WHAT THE EXERCISE ASKS: Give the data back exactly. Leave out any images.

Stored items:
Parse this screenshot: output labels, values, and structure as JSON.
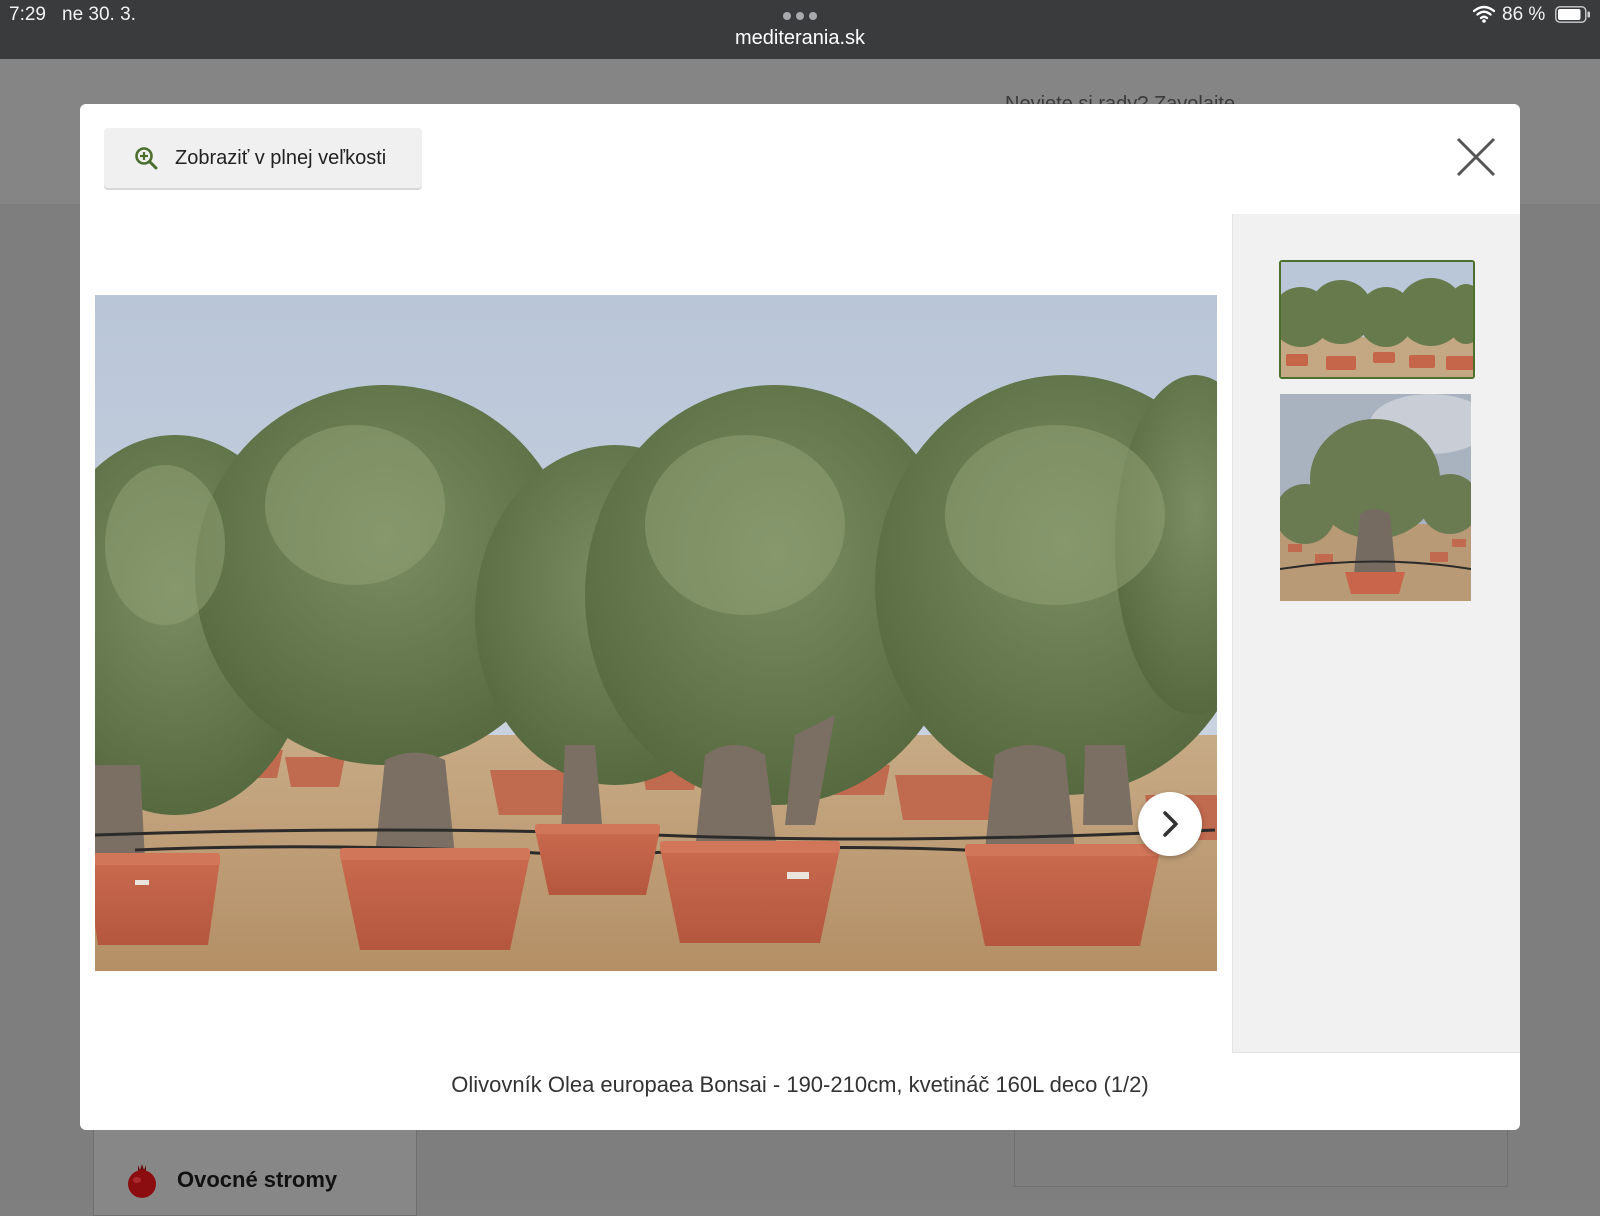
{
  "status_bar": {
    "time": "7:29",
    "date": "ne 30. 3.",
    "url": "mediterania.sk",
    "battery": "86 %"
  },
  "background_page": {
    "header_text": "Neviete si rady? Zavolajte",
    "category": {
      "label": "Ovocné stromy",
      "icon": "pomegranate-icon"
    }
  },
  "modal": {
    "fullsize_button": {
      "label": "Zobraziť v plnej veľkosti",
      "icon": "zoom-in-icon"
    },
    "close_icon": "close-icon",
    "next_icon": "chevron-right-icon",
    "caption": "Olivovník Olea europaea Bonsai - 190-210cm, kvetináč 160L deco  (1/2)",
    "thumbnails": [
      {
        "selected": true
      },
      {
        "selected": false
      }
    ]
  },
  "colors": {
    "status_bar": "#3a3b3d",
    "accent_green": "#4d6f2d",
    "cart_green": "#0d6b29",
    "modal_bg": "#ffffff",
    "thumb_panel": "#f1f1f1"
  }
}
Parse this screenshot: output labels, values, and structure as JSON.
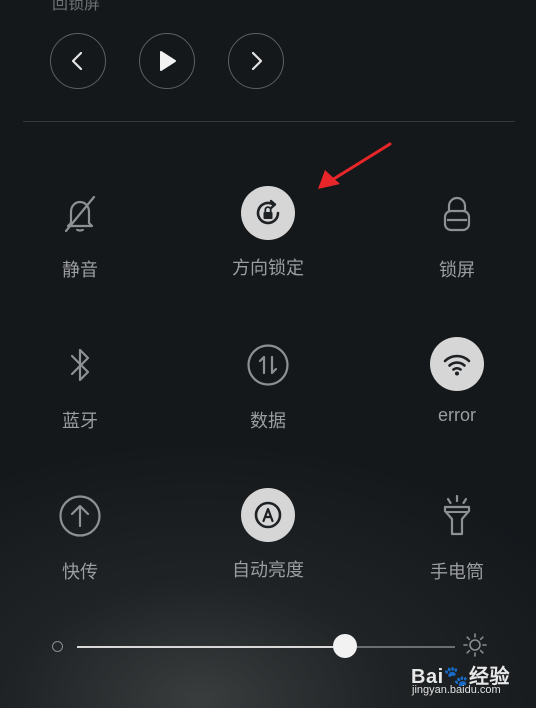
{
  "top_partial_label": "回锁屏",
  "media": {
    "prev_icon": "chevron-left-icon",
    "play_icon": "play-icon",
    "next_icon": "chevron-right-icon"
  },
  "tiles": [
    {
      "label": "静音",
      "icon": "bell-off-icon",
      "active": false
    },
    {
      "label": "方向锁定",
      "icon": "rotation-lock-icon",
      "active": true
    },
    {
      "label": "锁屏",
      "icon": "lock-icon",
      "active": false
    },
    {
      "label": "蓝牙",
      "icon": "bluetooth-icon",
      "active": false
    },
    {
      "label": "数据",
      "icon": "mobile-data-icon",
      "active": false
    },
    {
      "label": "error",
      "icon": "wifi-icon",
      "active": true
    },
    {
      "label": "快传",
      "icon": "upload-circle-icon",
      "active": false
    },
    {
      "label": "自动亮度",
      "icon": "auto-brightness-icon",
      "active": true
    },
    {
      "label": "手电筒",
      "icon": "flashlight-icon",
      "active": false
    }
  ],
  "brightness": {
    "level": 0.71
  },
  "watermark": {
    "logo": "Bai🐾经验",
    "url": "jingyan.baidu.com"
  },
  "colors": {
    "arrow": "#e8262a",
    "active_bg": "#d6d6d6"
  }
}
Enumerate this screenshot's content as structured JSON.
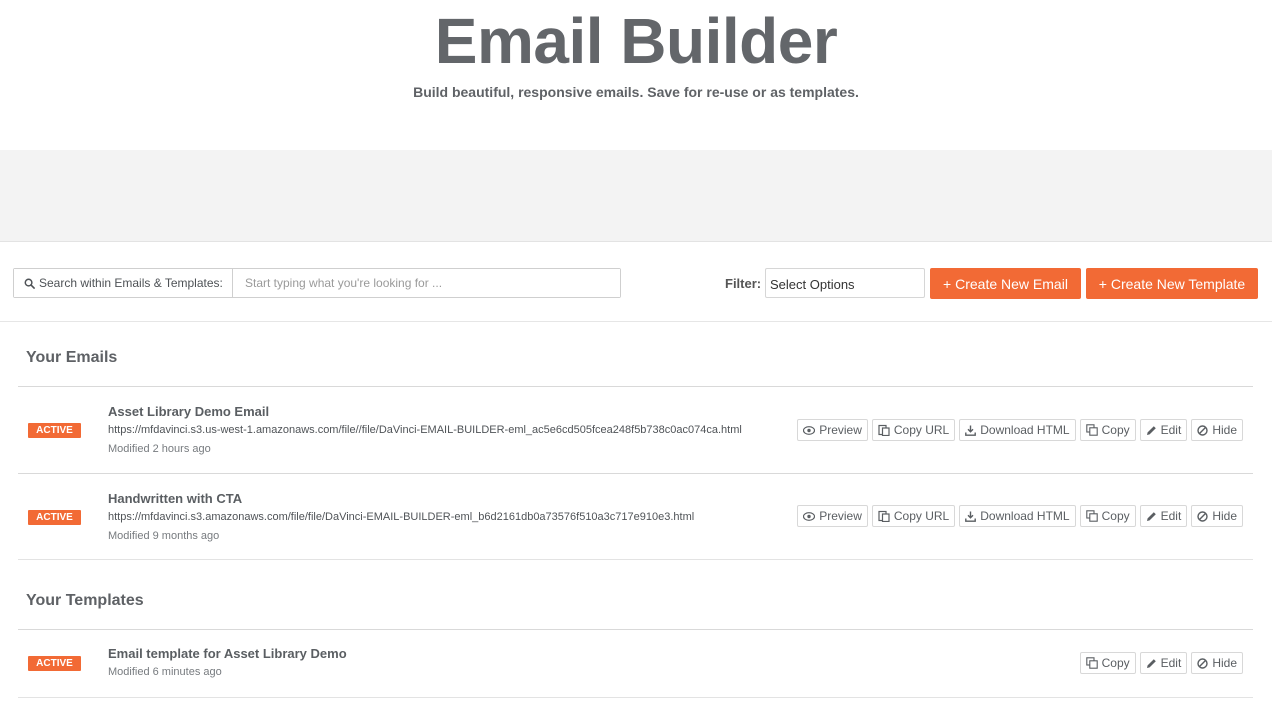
{
  "header": {
    "title": "Email Builder",
    "subtitle": "Build beautiful, responsive emails. Save for re-use or as templates."
  },
  "toolbar": {
    "search_label": "Search within Emails & Templates:",
    "search_placeholder": "Start typing what you're looking for ...",
    "search_value": "",
    "filter_label": "Filter:",
    "filter_value": "Select Options",
    "create_email_label": "+ Create New Email",
    "create_template_label": "+ Create New Template"
  },
  "emails": {
    "heading": "Your Emails",
    "items": [
      {
        "status": "ACTIVE",
        "title": "Asset Library Demo Email",
        "url": "https://mfdavinci.s3.us-west-1.amazonaws.com/file//file/DaVinci-EMAIL-BUILDER-eml_ac5e6cd505fcea248f5b738c0ac074ca.html",
        "modified": "Modified 2 hours ago"
      },
      {
        "status": "ACTIVE",
        "title": "Handwritten with CTA",
        "url": "https://mfdavinci.s3.amazonaws.com/file/file/DaVinci-EMAIL-BUILDER-eml_b6d2161db0a73576f510a3c717e910e3.html",
        "modified": "Modified 9 months ago"
      }
    ]
  },
  "templates": {
    "heading": "Your Templates",
    "items": [
      {
        "status": "ACTIVE",
        "title": "Email template for Asset Library Demo",
        "modified": "Modified 6 minutes ago"
      }
    ]
  },
  "actions": {
    "preview": "Preview",
    "copy_url": "Copy URL",
    "download_html": "Download HTML",
    "copy": "Copy",
    "edit": "Edit",
    "hide": "Hide"
  },
  "colors": {
    "accent": "#f26a35",
    "band": "#f3f3f3",
    "title_text": "#63666a"
  }
}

WRITTEN RESPONSE:
Parse this screenshot: output labels, values, and structure as JSON.
{
  "status_bar": {
    "time": "7:29",
    "date": "ne 30. 3.",
    "url": "mediterania.sk",
    "battery": "86 %"
  },
  "background_page": {
    "header_text": "Neviete si rady? Zavolajte",
    "category": {
      "label": "Ovocné stromy",
      "icon": "pomegranate-icon"
    }
  },
  "modal": {
    "fullsize_button": {
      "label": "Zobraziť v plnej veľkosti",
      "icon": "zoom-in-icon"
    },
    "close_icon": "close-icon",
    "next_icon": "chevron-right-icon",
    "caption": "Olivovník Olea europaea Bonsai - 190-210cm, kvetináč 160L deco  (1/2)",
    "thumbnails": [
      {
        "selected": true
      },
      {
        "selected": false
      }
    ]
  },
  "colors": {
    "status_bar": "#3a3b3d",
    "accent_green": "#4d6f2d",
    "cart_green": "#0d6b29",
    "modal_bg": "#ffffff",
    "thumb_panel": "#f1f1f1"
  }
}
Parse this screenshot: output labels, values, and structure as JSON.
{
  "top_partial_label": "回锁屏",
  "media": {
    "prev_icon": "chevron-left-icon",
    "play_icon": "play-icon",
    "next_icon": "chevron-right-icon"
  },
  "tiles": [
    {
      "label": "静音",
      "icon": "bell-off-icon",
      "active": false
    },
    {
      "label": "方向锁定",
      "icon": "rotation-lock-icon",
      "active": true
    },
    {
      "label": "锁屏",
      "icon": "lock-icon",
      "active": false
    },
    {
      "label": "蓝牙",
      "icon": "bluetooth-icon",
      "active": false
    },
    {
      "label": "数据",
      "icon": "mobile-data-icon",
      "active": false
    },
    {
      "label": "error",
      "icon": "wifi-icon",
      "active": true
    },
    {
      "label": "快传",
      "icon": "upload-circle-icon",
      "active": false
    },
    {
      "label": "自动亮度",
      "icon": "auto-brightness-icon",
      "active": true
    },
    {
      "label": "手电筒",
      "icon": "flashlight-icon",
      "active": false
    }
  ],
  "brightness": {
    "level": 0.71
  },
  "watermark": {
    "logo": "Bai🐾经验",
    "url": "jingyan.baidu.com"
  },
  "colors": {
    "arrow": "#e8262a",
    "active_bg": "#d6d6d6"
  }
}
Enumerate this screenshot's content as structured JSON.
{
  "header": {
    "title": "Email Builder",
    "subtitle": "Build beautiful, responsive emails. Save for re-use or as templates."
  },
  "toolbar": {
    "search_label": "Search within Emails & Templates:",
    "search_placeholder": "Start typing what you're looking for ...",
    "search_value": "",
    "filter_label": "Filter:",
    "filter_value": "Select Options",
    "create_email_label": "+ Create New Email",
    "create_template_label": "+ Create New Template"
  },
  "emails": {
    "heading": "Your Emails",
    "items": [
      {
        "status": "ACTIVE",
        "title": "Asset Library Demo Email",
        "url": "https://mfdavinci.s3.us-west-1.amazonaws.com/file//file/DaVinci-EMAIL-BUILDER-eml_ac5e6cd505fcea248f5b738c0ac074ca.html",
        "modified": "Modified 2 hours ago"
      },
      {
        "status": "ACTIVE",
        "title": "Handwritten with CTA",
        "url": "https://mfdavinci.s3.amazonaws.com/file/file/DaVinci-EMAIL-BUILDER-eml_b6d2161db0a73576f510a3c717e910e3.html",
        "modified": "Modified 9 months ago"
      }
    ]
  },
  "templates": {
    "heading": "Your Templates",
    "items": [
      {
        "status": "ACTIVE",
        "title": "Email template for Asset Library Demo",
        "modified": "Modified 6 minutes ago"
      }
    ]
  },
  "actions": {
    "preview": "Preview",
    "copy_url": "Copy URL",
    "download_html": "Download HTML",
    "copy": "Copy",
    "edit": "Edit",
    "hide": "Hide"
  },
  "colors": {
    "accent": "#f26a35",
    "band": "#f3f3f3",
    "title_text": "#63666a"
  }
}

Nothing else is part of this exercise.